I found Zone of the Enders HD Collection for 20€ new in my local store. I’ve heard many things said about how the collection is jerky and the frame rate suffers in many occasions, but as always I gave it a chance because I liked ZoE2 and I’ve played it through in several occasions. Actually, every summer I try to beat it once in a sitting just because.
I really wish the worst thing about this version would’ve been the cover art.
While the games themselves are identical in gameplay terms, the HD doesn’t add a thing to the experience. I can’t say that it has any better audio either. So in all actuality, the HD in this case causes the games’ frame rates fall in action intensive scenes, which is rather often for ZoE. The first game fares well and I got exactly one bad frame rate drop, but against Viola, one of the bosses, inside a room filled with boxes the game suddenly not only became smooth, but extremely smooth. Then I realized that the rest of the game outside this one battle had been running at a lower rate than intended. This really takes you out of the game. ZoE1 is a frustrating game as it is, and knowing that it could be played a bit faster really eats you a bit afterwards.
Jump into 7min mark to see the mentioned fight. Footage is from the PS2 version, which is more worth your money than the HD edition
However, Second Runner is the real ugly duckling of this package, and this duckling won’t grow into a swan. The very first minute you get into the proper gameplay, the game’s frame rate falls into slight stutter. After playing the first game and directly jumping into ZoE2, the difference isdramatic and insulting. Comparing it to the original PS2 it’s just… Damn, I paid too much for this collection.

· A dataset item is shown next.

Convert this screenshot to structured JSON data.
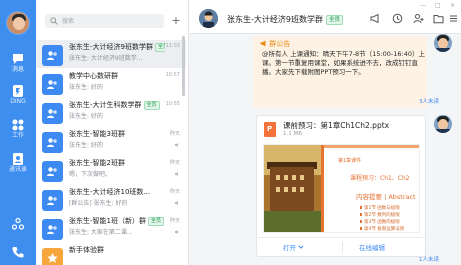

ZoE2 isn’t unplayable, but it’s a far cry of what it was on the PS2. It’s comparable to when you’re sitting in a traffic because somebody in the front is driving 60km/h in a 80km/h zone. It frustrates because you know everything could go smoother, everything could look shinier and everything could be so much better than this. High Voltage Software was responsible for the porting, and they did a lousy job, but then again this also shows that Konami doesn’t care enough about the series to give it a proper treatment.
I want to emphasize that ZoE series was never popular. It sold moderately and has a strong and rather large cult following, but it’s a far cry what it was on the PS2. It’s comparable to when you’re sitting in a traffic because somebody in the front is driving 60km/h in a 80km/h zone. It frustrates because you know everything could go smoother, everything could look shinier and everything could so much better than this. High Voltage Software was responsible for the porting, and they did a lousy job, but then again this also shows that Konami doesn’t care enough about the series to give it a proper treatment.
I want to emphasize that ZoE series was never popular. It sold moderately and has a strong and rather large cult following, but the games do not really cater to the large audience. Anime doesn’t sell, it never has. Zone of the Enders embraces the anime roots it has, and this is why it sells only so much. I hope ZoE3, if it ever comes about, will go more for the Metal Gear route with western design to it all, at least in appearance.
If I had to make a choice between the PS2 games or the HD collection, I’d take the PS2 original in a heartbeat. I really wish they will patch the collection some day, but it’s unlikely. This will my first and last HD Collection I buy.
Zone of the Enders HD Collection shows that HD only takes resources away from what’s important.